• ABOUT THIS EXERCISE
Whenever a line below holds the word "background", count it; please give only the final number.

[[ DATA FOR PROCESSING, beginning ]]

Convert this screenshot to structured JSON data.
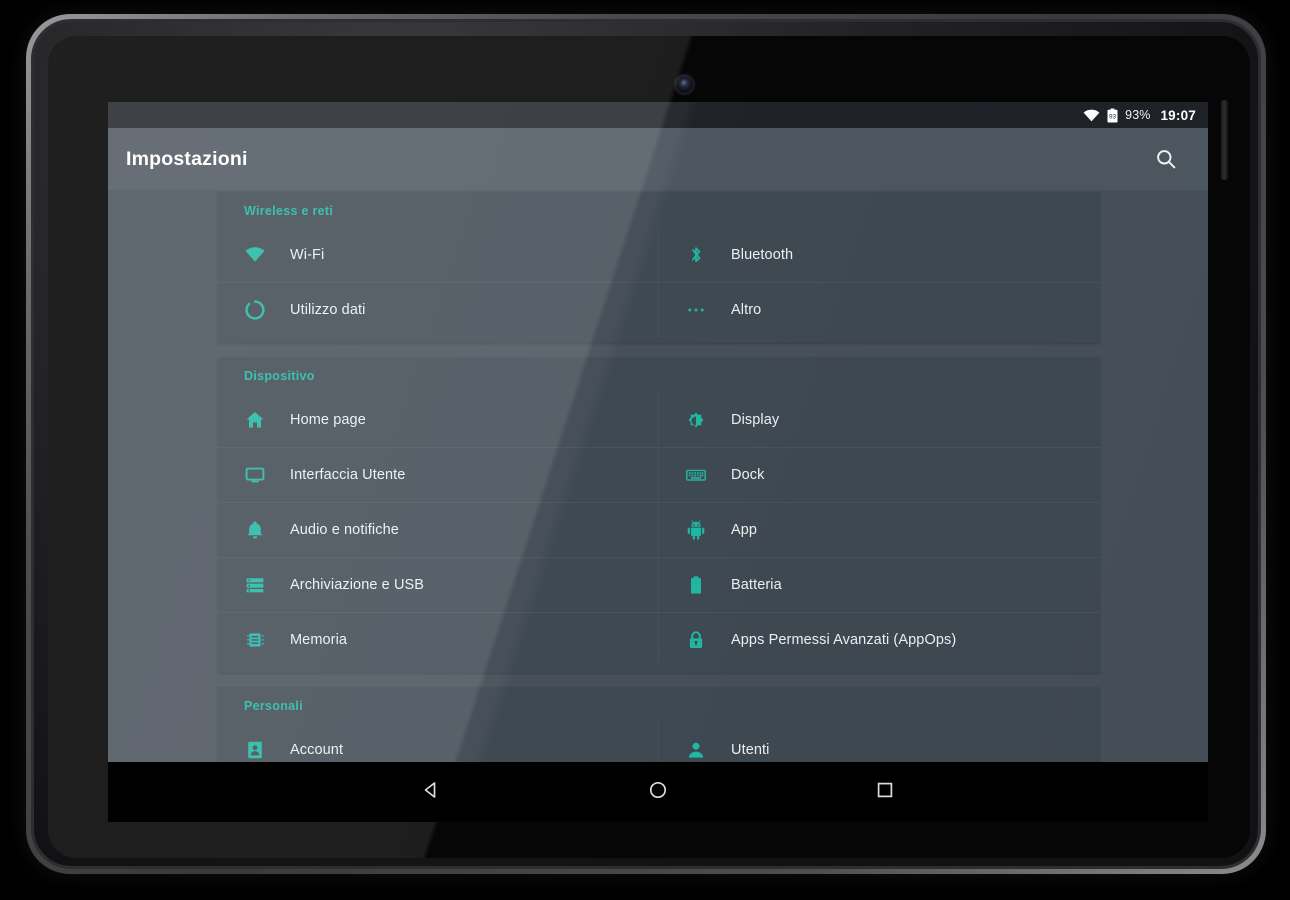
{
  "device": {
    "camera_icon": "front-camera-icon",
    "side_button_icon": "power-button"
  },
  "status_bar": {
    "wifi_icon": "wifi-icon",
    "battery_icon": "battery-icon",
    "battery_level": "93",
    "battery_percent": "93%",
    "clock": "19:07"
  },
  "action_bar": {
    "title": "Impostazioni",
    "search_icon": "search-icon"
  },
  "theme": {
    "accent": "#1fb5a0",
    "card_bg": "#3d4750",
    "page_bg": "#454e57",
    "action_bar_bg": "#4c555e",
    "status_bar_bg": "#1d2126",
    "text_primary": "#eceff1"
  },
  "sections": [
    {
      "header": "Wireless e reti",
      "left_items": [
        {
          "label": "Wi-Fi",
          "icon": "wifi-icon"
        },
        {
          "label": "Utilizzo dati",
          "icon": "data-usage-icon"
        }
      ],
      "right_items": [
        {
          "label": "Bluetooth",
          "icon": "bluetooth-icon"
        },
        {
          "label": "Altro",
          "icon": "more-horizontal-icon"
        }
      ]
    },
    {
      "header": "Dispositivo",
      "left_items": [
        {
          "label": "Home page",
          "icon": "home-icon"
        },
        {
          "label": "Interfaccia Utente",
          "icon": "monitor-icon"
        },
        {
          "label": "Audio e notifiche",
          "icon": "bell-icon"
        },
        {
          "label": "Archiviazione e USB",
          "icon": "storage-icon"
        },
        {
          "label": "Memoria",
          "icon": "memory-chip-icon"
        }
      ],
      "right_items": [
        {
          "label": "Display",
          "icon": "brightness-icon"
        },
        {
          "label": "Dock",
          "icon": "keyboard-icon"
        },
        {
          "label": "App",
          "icon": "android-robot-icon"
        },
        {
          "label": "Batteria",
          "icon": "battery-icon"
        },
        {
          "label": "Apps Permessi Avanzati (AppOps)",
          "icon": "lock-icon"
        }
      ]
    },
    {
      "header": "Personali",
      "left_items": [
        {
          "label": "Account",
          "icon": "account-card-icon"
        }
      ],
      "right_items": [
        {
          "label": "Utenti",
          "icon": "person-icon"
        }
      ]
    }
  ],
  "nav_bar": {
    "back_icon": "back-triangle-icon",
    "home_icon": "home-circle-icon",
    "recents_icon": "recents-square-icon"
  }
}
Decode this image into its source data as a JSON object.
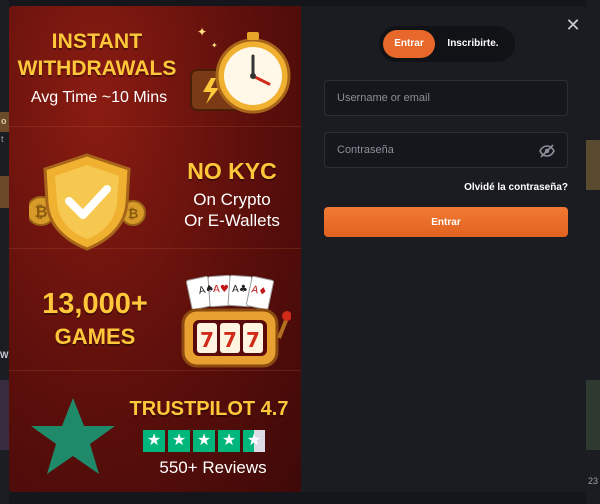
{
  "colors": {
    "accent": "#e8672a",
    "promo_gold": "#ffc83a",
    "promo_red": "#5c0f0b",
    "trustpilot_green": "#00b67a",
    "panel_bg": "#1a1c22"
  },
  "backdrop": {
    "left_fragments": [
      "o",
      "t",
      "W"
    ],
    "right_fragments": [
      "23"
    ]
  },
  "promo": {
    "withdrawals": {
      "title_line1": "INSTANT",
      "title_line2": "WITHDRAWALS",
      "subtitle": "Avg Time ~10 Mins",
      "icon": "stopwatch-wallet-icon"
    },
    "kyc": {
      "title": "NO KYC",
      "line1": "On Crypto",
      "line2": "Or E-Wallets",
      "icon": "shield-check-icon"
    },
    "games": {
      "count": "13,000+",
      "label": "GAMES",
      "icon": "slot-machine-icon"
    },
    "trustpilot": {
      "title": "TRUSTPILOT 4.7",
      "rating": 4.5,
      "max": 5,
      "reviews": "550+ Reviews",
      "icon": "trustpilot-star-icon"
    }
  },
  "login": {
    "close_icon": "close-icon",
    "tabs": [
      {
        "label": "Entrar",
        "active": true
      },
      {
        "label": "Inscribirte.",
        "active": false
      }
    ],
    "username_placeholder": "Username or email",
    "password_placeholder": "Contraseña",
    "password_icon": "eye-off-icon",
    "forgot_label": "Olvidé la contraseña?",
    "submit_label": "Entrar"
  }
}
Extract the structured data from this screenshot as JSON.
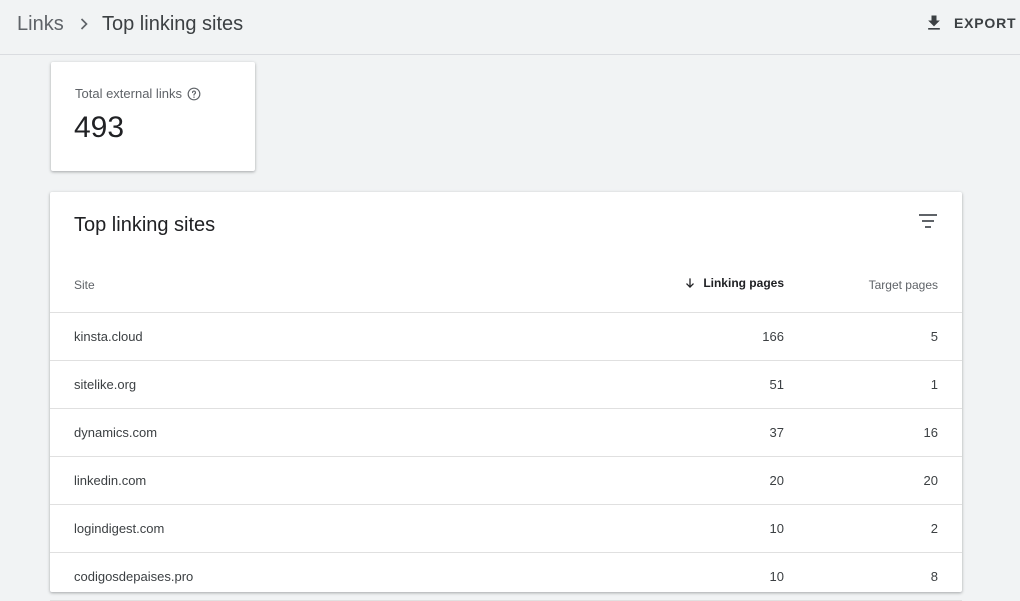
{
  "header": {
    "breadcrumb_root": "Links",
    "breadcrumb_current": "Top linking sites",
    "export_label": "EXPORT"
  },
  "summary": {
    "label": "Total external links",
    "value": "493"
  },
  "table": {
    "title": "Top linking sites",
    "columns": {
      "site": "Site",
      "linking_pages": "Linking pages",
      "target_pages": "Target pages"
    },
    "sort": {
      "column": "linking_pages",
      "direction": "descending"
    },
    "rows": [
      {
        "site": "kinsta.cloud",
        "linking_pages": "166",
        "target_pages": "5"
      },
      {
        "site": "sitelike.org",
        "linking_pages": "51",
        "target_pages": "1"
      },
      {
        "site": "dynamics.com",
        "linking_pages": "37",
        "target_pages": "16"
      },
      {
        "site": "linkedin.com",
        "linking_pages": "20",
        "target_pages": "20"
      },
      {
        "site": "logindigest.com",
        "linking_pages": "10",
        "target_pages": "2"
      },
      {
        "site": "codigosdepaises.pro",
        "linking_pages": "10",
        "target_pages": "8"
      }
    ]
  },
  "icons": {
    "chevron": "chevron-right-icon",
    "export": "download-icon",
    "help": "help-circle-icon",
    "filter": "filter-list-icon",
    "sort": "arrow-down-icon"
  },
  "colors": {
    "background": "#f1f3f4",
    "card": "#ffffff",
    "text_primary": "#202124",
    "text_secondary": "#5f6368",
    "divider": "#e0e0e0"
  }
}
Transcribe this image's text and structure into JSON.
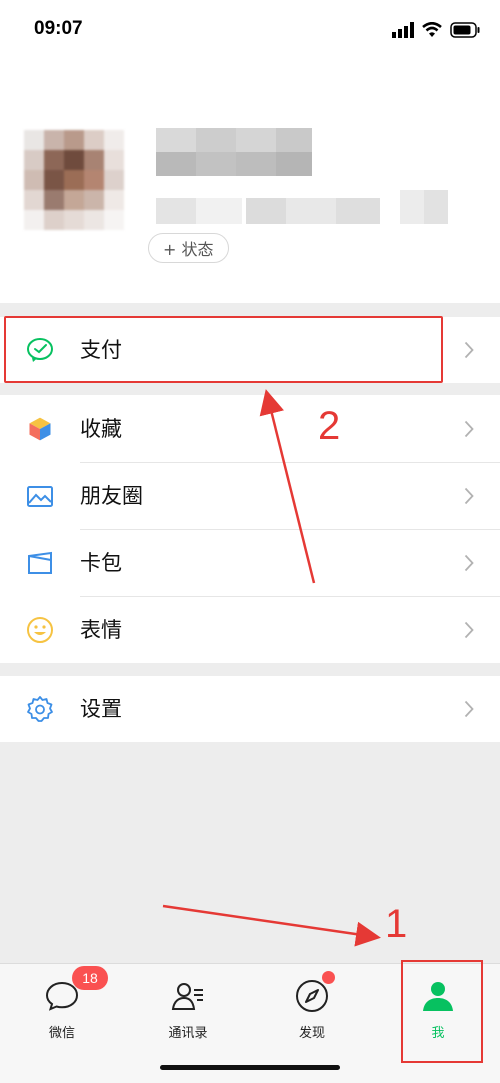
{
  "status_bar": {
    "time": "09:07"
  },
  "profile": {
    "status_button": "+ 状态"
  },
  "menu": {
    "pay": "支付",
    "favorites": "收藏",
    "moments": "朋友圈",
    "cards": "卡包",
    "stickers": "表情",
    "settings": "设置"
  },
  "annotations": {
    "step1": "1",
    "step2": "2"
  },
  "tabbar": {
    "tabs": [
      {
        "label": "微信",
        "icon": "chat-bubble-icon",
        "badge": "18"
      },
      {
        "label": "通讯录",
        "icon": "contacts-icon"
      },
      {
        "label": "发现",
        "icon": "compass-icon"
      },
      {
        "label": "我",
        "icon": "person-icon"
      }
    ]
  },
  "colors": {
    "brand_green": "#07c160",
    "annotation_red": "#e53935",
    "badge_red": "#fa5151"
  }
}
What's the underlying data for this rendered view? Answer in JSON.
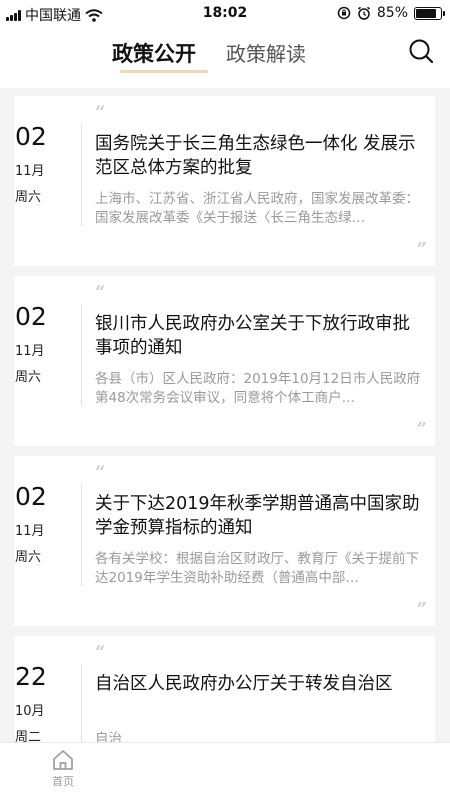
{
  "status_bar": {
    "carrier": "中国联通",
    "time": "18:02",
    "battery": "85%",
    "battery_level": 0.85
  },
  "nav": {
    "tabs": [
      {
        "label": "政策公开",
        "active": true
      },
      {
        "label": "政策解读",
        "active": false
      }
    ],
    "search_icon": "search-icon"
  },
  "articles": [
    {
      "day": "02",
      "month": "11月",
      "weekday": "周六",
      "title": "国务院关于长三角生态绿色一体化  发展示范区总体方案的批复",
      "summary": "上海市、江苏省、浙江省人民政府，国家发展改革委：国家发展改革委《关于报送〈长三角生态绿…"
    },
    {
      "day": "02",
      "month": "11月",
      "weekday": "周六",
      "title": "银川市人民政府办公室关于下放行政审批事项的通知",
      "summary": "各县（市）区人民政府：2019年10月12日市人民政府第48次常务会议审议，同意将个体工商户…"
    },
    {
      "day": "02",
      "month": "11月",
      "weekday": "周六",
      "title": "关于下达2019年秋季学期普通高中国家助学金预算指标的通知",
      "summary": "各有关学校：根据自治区财政厅、教育厅《关于提前下达2019年学生资助补助经费（普通高中部…"
    },
    {
      "day": "22",
      "month": "10月",
      "weekday": "周二",
      "title": "自治区人民政府办公厅关于转发自治区",
      "summary": "自治"
    }
  ],
  "bottom_nav": {
    "items": [
      {
        "label": "首页",
        "icon": "home-icon"
      }
    ]
  },
  "colors": {
    "accent_underline": "#f2d9b4",
    "quote_mark": "#cfcfcf",
    "summary_text": "#9a9a9a",
    "background": "#f4f4f4"
  }
}
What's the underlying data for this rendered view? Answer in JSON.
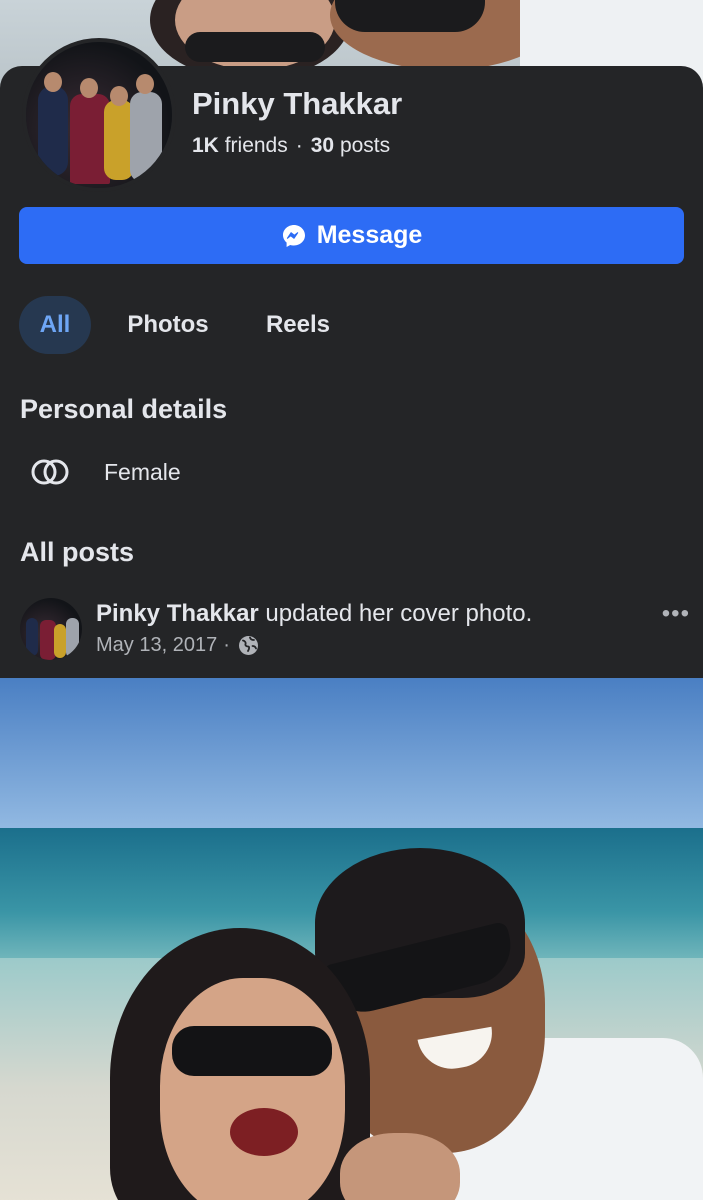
{
  "profile": {
    "name": "Pinky Thakkar",
    "friends_count": "1K",
    "friends_label": "friends",
    "separator": "·",
    "posts_count": "30",
    "posts_label": "posts"
  },
  "actions": {
    "message_label": "Message"
  },
  "tabs": [
    {
      "label": "All",
      "active": true
    },
    {
      "label": "Photos",
      "active": false
    },
    {
      "label": "Reels",
      "active": false
    }
  ],
  "personal_details": {
    "title": "Personal details",
    "gender": "Female",
    "gender_icon": "gender-rings-icon"
  },
  "posts": {
    "title": "All posts",
    "items": [
      {
        "author": "Pinky Thakkar",
        "action": "updated her cover photo.",
        "date": "May 13, 2017",
        "separator": "·",
        "privacy_icon": "globe-icon",
        "more_label": "•••"
      }
    ]
  },
  "colors": {
    "background": "#242527",
    "accent": "#2d6cf5",
    "active_tab_bg": "#263850",
    "active_tab_text": "#6ea6f5",
    "secondary_text": "#b0b3b8"
  }
}
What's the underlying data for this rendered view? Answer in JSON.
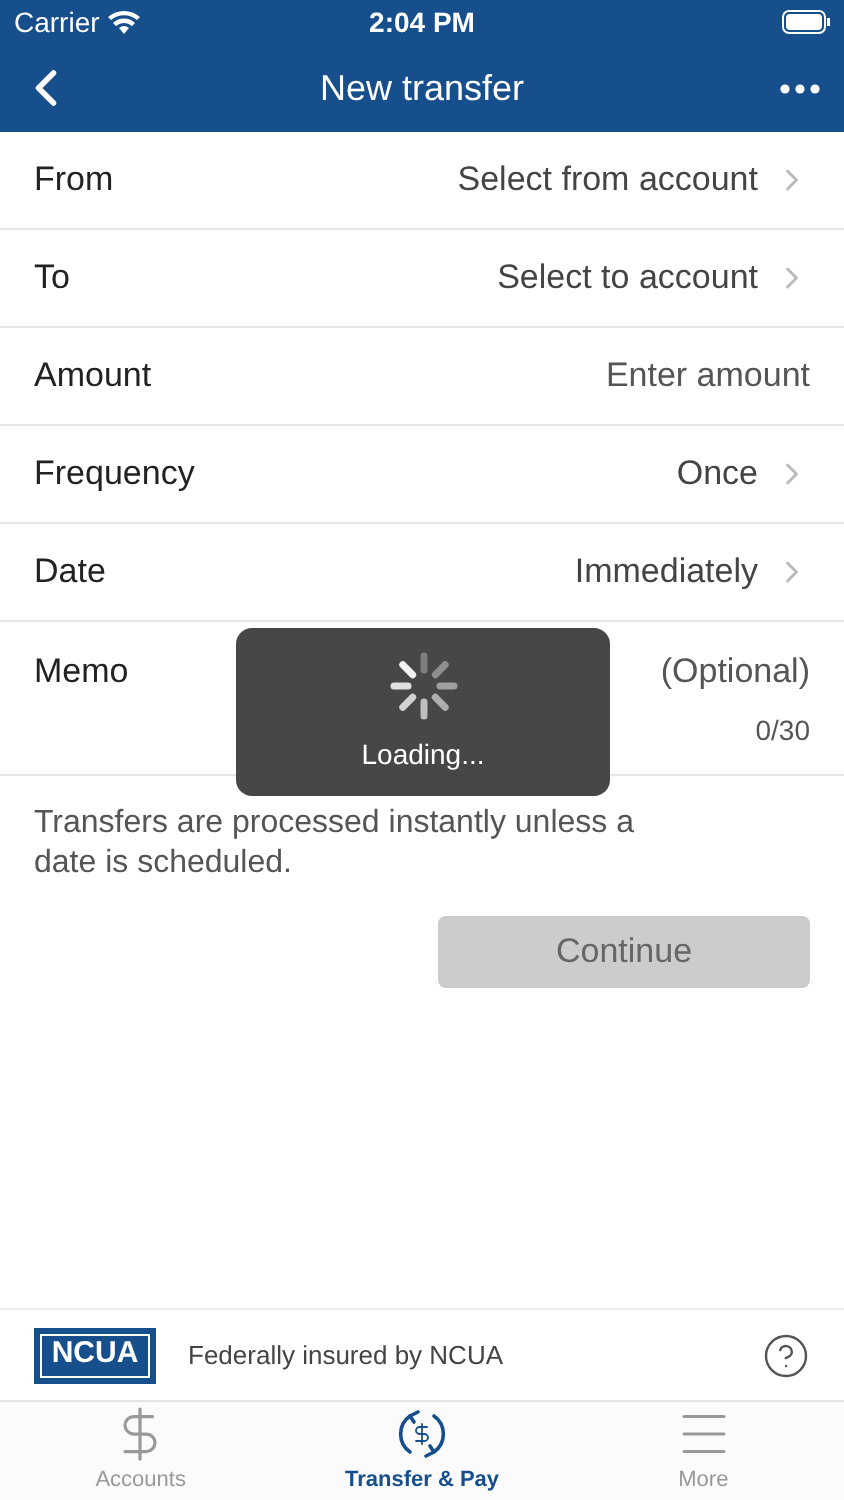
{
  "status_bar": {
    "carrier": "Carrier",
    "time": "2:04 PM"
  },
  "nav": {
    "title": "New transfer"
  },
  "rows": [
    {
      "kind": "select",
      "label": "From",
      "value": "Select from account"
    },
    {
      "kind": "select",
      "label": "To",
      "value": "Select to account"
    },
    {
      "kind": "input",
      "label": "Amount",
      "placeholder": "Enter amount"
    },
    {
      "kind": "select",
      "label": "Frequency",
      "value": "Once"
    },
    {
      "kind": "select",
      "label": "Date",
      "value": "Immediately"
    },
    {
      "kind": "memo",
      "label": "Memo",
      "placeholder": "(Optional)",
      "counter": "0/30"
    }
  ],
  "note": "Transfers are processed instantly unless a date is scheduled.",
  "continue_button": {
    "label": "Continue",
    "disabled": true
  },
  "loading": {
    "label": "Loading..."
  },
  "footer": {
    "logo": "NCUA",
    "text": "Federally insured by NCUA"
  },
  "tabs": [
    {
      "kind": "accounts",
      "label": "Accounts",
      "selected": false
    },
    {
      "kind": "transfer",
      "label": "Transfer & Pay",
      "selected": true
    },
    {
      "kind": "more",
      "label": "More",
      "selected": false
    }
  ]
}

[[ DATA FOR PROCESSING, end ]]

• COMPLETED TASK
3